This is the route for the second part (return route) of our Audax Ride
Audax rides have a lot to offer, and in particular, new and interesting places to see and visit. I always like to find out a bit about such places, not just pass through or by.
Our tea stop at Mayfield was just such an interesting place, although in this instance it was a case of passing through, rather than exploring this lovely Sussex village.
Leaving the “Peckish” tea room, refreshed and with the grey sky now suggesting that the sun might shine through, we had a hallelujah moment. Louise recorded the event outside the church of St Dunstan. This old church was rebuilt in the 15th century to replace a much earlier church, which with most of the village, was destroyed by fire in 1389. Apparently St Dunstan worked at one time as a blacksmith. He was thus considered to be a fitting saint for the parish church of Mayfield during its heydays as an important manufacturing area for iron ware. This trade resulted in much wealth for the iron masters who have left some very fine houses in the village and surrounding countryside.
Leaving the village via the back lanes we immediately began a series of the climbs through the countryside to the not too distant village of Rotherfield. This village is the source of 2 rivers, the rivers Rother and Uck. A little further down stream, the River Rother defines the boundary between the counties of Sussex and Kent before entering the sea at the old cinque port of Rye. This area has a special interest to me. It was smuggling country!
In the 1300s a tax was imposed on the export of wool, a very valuable commodity. Taxes always result in evasion and over the years as the wool tax increased, so did smuggling!
In the early days the Customs were only collectors of tax but in 1698 a new type of customs men were introduced. Their job was not to collect tax but to prevent smuggling. In the 1960s I was a Preventive Officer based at Dover, working in a mobile crew whose territory included Rye and the coast around. We were known to seamen as the Black Gang.
In the early 1700s there was another infamous gang, the Mayfield Gang. This gang consisted of local sheep farmers and others who made well organised trips to the coast to deliver wool and bring back silk and brandy. The penalty if caught was hanging, so 20 to 30 armed men were used to deliver and collect the contraband. The Mayfield gang did however have a reputation for not using violence; and also applying their profits to the benefit of the local community, unlike many other such gangs: the Hawkhurst Gang in particular.
However benevolent the Mayfield Gang may have been, it ceased to operate in 1724 when their leader was captured and hung.
Back to the present. As we approached Rotherfield my old grey matter was churning away. Gradually more and more things began to register. Yes I had been here before, July 2004! We were following, but in reverse, part of the route of the 150k, Battle and Back Audax that I had ridden all those years before with Jeremy and Graham.

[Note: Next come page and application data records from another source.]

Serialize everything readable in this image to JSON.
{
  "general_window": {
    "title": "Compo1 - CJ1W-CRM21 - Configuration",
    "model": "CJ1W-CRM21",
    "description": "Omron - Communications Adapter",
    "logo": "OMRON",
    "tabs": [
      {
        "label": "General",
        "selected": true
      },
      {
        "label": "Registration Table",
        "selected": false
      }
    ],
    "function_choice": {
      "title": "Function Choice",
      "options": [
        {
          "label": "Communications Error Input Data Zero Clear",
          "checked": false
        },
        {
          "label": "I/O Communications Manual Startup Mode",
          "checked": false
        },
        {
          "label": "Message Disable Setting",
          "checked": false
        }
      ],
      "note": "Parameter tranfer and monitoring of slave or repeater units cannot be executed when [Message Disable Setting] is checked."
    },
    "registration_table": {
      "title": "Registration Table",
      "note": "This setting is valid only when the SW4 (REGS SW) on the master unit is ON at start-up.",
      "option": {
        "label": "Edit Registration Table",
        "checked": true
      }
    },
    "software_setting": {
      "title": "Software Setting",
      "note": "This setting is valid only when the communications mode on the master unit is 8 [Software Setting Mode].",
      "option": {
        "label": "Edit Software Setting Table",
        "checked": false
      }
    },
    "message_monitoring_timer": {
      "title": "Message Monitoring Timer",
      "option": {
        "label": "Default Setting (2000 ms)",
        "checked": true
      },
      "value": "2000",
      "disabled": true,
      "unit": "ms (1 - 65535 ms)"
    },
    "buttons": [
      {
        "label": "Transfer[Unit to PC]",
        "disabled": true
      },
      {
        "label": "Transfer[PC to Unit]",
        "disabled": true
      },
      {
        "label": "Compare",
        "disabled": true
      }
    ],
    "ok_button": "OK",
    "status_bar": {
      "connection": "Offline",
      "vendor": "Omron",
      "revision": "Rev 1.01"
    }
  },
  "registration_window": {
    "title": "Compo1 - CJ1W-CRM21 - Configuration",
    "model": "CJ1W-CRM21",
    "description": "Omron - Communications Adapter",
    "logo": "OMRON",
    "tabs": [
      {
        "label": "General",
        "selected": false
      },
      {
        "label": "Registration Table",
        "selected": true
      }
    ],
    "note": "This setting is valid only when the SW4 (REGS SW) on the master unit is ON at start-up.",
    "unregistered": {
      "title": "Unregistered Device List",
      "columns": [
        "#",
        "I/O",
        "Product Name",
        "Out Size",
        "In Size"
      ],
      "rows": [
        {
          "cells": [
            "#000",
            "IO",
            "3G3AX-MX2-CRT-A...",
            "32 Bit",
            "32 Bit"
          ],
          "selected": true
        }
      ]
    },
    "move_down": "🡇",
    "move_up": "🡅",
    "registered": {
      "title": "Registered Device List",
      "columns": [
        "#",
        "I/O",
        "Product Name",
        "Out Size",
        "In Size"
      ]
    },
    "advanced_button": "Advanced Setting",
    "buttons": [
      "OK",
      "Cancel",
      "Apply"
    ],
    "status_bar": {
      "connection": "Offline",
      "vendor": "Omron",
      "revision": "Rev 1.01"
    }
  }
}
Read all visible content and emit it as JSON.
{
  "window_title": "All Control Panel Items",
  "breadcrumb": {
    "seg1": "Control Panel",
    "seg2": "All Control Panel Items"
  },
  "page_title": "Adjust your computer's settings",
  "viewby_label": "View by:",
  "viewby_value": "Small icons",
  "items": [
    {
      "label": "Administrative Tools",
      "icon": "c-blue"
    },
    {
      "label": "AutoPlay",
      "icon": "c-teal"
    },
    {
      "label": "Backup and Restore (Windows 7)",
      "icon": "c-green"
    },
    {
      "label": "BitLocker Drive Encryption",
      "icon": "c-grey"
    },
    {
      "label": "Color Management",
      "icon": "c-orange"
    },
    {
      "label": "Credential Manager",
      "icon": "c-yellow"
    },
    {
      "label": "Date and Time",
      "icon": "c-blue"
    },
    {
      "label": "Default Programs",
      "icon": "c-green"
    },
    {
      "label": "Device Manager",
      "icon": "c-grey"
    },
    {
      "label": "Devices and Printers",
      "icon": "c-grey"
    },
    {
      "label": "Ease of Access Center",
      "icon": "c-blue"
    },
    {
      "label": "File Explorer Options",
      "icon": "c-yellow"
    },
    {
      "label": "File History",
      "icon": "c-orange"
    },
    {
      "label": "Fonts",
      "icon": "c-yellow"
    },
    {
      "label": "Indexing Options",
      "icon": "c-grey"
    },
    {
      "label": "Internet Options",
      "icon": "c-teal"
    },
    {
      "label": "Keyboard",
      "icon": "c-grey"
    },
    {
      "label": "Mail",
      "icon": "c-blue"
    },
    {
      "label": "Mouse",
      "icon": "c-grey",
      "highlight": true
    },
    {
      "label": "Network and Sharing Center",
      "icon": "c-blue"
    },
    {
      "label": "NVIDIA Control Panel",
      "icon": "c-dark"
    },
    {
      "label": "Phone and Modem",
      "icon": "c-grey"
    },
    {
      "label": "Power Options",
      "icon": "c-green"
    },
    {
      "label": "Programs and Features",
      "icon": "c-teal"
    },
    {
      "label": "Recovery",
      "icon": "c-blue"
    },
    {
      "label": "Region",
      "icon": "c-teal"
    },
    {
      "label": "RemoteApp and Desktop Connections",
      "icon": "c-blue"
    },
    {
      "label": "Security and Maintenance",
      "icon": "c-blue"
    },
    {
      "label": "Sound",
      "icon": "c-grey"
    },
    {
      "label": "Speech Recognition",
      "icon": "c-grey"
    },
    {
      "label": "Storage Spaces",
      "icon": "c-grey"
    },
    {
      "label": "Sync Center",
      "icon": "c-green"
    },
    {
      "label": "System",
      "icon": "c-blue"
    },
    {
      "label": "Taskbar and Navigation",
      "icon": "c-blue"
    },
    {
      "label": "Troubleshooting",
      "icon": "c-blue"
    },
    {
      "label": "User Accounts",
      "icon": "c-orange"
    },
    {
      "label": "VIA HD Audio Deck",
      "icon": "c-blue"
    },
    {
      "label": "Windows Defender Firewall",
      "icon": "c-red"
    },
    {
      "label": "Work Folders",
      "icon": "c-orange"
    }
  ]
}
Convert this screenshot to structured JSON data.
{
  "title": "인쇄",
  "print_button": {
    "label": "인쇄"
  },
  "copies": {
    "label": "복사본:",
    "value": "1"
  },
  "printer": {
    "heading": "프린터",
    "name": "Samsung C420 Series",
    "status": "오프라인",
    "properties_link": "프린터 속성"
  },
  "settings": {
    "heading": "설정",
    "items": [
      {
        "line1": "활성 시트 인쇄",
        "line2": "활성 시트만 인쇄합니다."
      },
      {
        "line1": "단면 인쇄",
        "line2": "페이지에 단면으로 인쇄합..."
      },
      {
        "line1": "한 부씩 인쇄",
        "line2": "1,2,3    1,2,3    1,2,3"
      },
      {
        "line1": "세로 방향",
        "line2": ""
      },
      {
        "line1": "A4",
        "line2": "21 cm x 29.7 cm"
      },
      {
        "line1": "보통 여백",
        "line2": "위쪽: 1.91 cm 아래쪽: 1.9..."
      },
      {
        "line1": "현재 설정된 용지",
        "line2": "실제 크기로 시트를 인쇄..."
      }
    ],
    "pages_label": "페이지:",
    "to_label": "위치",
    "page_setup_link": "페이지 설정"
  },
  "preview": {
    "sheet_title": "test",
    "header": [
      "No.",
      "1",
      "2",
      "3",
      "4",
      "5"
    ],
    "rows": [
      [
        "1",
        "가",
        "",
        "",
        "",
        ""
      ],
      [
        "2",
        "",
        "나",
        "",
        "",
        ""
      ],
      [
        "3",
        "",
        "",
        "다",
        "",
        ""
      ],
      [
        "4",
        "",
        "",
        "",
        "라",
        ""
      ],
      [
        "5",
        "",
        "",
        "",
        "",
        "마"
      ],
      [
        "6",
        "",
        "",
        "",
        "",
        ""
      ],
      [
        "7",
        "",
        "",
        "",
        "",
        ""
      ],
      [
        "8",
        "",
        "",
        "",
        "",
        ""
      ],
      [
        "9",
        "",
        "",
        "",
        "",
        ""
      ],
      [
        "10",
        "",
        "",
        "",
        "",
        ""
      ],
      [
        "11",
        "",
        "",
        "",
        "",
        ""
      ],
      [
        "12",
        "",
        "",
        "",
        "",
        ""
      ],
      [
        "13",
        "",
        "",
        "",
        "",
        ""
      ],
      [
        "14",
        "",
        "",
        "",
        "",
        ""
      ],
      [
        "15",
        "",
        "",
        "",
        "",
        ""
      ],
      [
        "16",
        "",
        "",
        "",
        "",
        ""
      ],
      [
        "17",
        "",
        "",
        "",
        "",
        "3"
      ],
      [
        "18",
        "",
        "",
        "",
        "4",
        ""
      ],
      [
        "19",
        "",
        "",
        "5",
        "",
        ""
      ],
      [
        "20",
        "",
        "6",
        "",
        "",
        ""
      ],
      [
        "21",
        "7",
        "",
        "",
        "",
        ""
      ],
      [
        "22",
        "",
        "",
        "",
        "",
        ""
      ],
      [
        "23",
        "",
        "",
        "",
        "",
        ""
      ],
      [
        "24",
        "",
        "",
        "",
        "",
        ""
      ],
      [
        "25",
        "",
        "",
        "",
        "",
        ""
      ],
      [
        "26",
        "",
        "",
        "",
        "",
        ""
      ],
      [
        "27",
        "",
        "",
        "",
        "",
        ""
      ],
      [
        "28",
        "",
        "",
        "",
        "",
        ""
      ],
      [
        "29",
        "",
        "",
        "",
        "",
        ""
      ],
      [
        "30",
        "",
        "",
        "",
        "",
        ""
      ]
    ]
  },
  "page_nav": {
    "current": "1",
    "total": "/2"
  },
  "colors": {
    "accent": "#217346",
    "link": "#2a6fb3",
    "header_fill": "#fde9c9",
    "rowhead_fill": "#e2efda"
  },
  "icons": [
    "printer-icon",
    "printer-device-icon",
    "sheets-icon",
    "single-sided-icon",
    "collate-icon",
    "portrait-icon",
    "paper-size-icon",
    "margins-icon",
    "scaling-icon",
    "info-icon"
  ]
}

More scenic and less hilly lanes soon brought us to Eridge, reputed in times past to have been named after the ridge of the eagles. Of course, being an audax we had to climb to the top of the ridge!
We could have taken a much easier and shorter route to get to Groombridge, because we again came across NCN Route 21. This shorter route avoids the eagle heights. In fact we could have taken route 21 all the way back to Marden Park!
The NCN Route 21 through Sussex, together with other great cycle rides in the Ashdown Forest and around that county, can be seen at: http://www.eastsussex.gov.uk/leisureandtourism/countryside/cycling/guidesandmaps/ncn/ncr21.htm
This web page is well worth visiting if you are looking for some new rides, not too far from our usual haunts.
From Groombridge the audax route heads south, up and over the Ashdown Forest ridge, to Uckfield. And then returns with a longer and harder climb, up and over the ridge to Hartfield.
It is said that females are the stronger sex, and so it proved. Louise and Julia dragged poor Tom Barnes up all those long and steep climbs. Whilst we lesser mortals (too ashamed to say who!) headed straight from Groombridge to Hartfield and thence home to Edenbridge.
Tom Vaz and I stopped at Hartfield, at a brand new tea room, for cake and several well deserved cuppas. I think it was called the New Barn Tea Room, but is easy to find, being on the corner of Edenbridge Rd, the B2026.
So to finish. A hilly ride, but very interesting and enjoyable. I am sure that Anerley riders will in the future join Louise in many more Audax rides.
And as with Part 1 of this Audax saga, you will find a route map with written instructions and a download option for a GPX file for Garmin/mobile phones, etc, here https://cycle.travel/map/journey/211324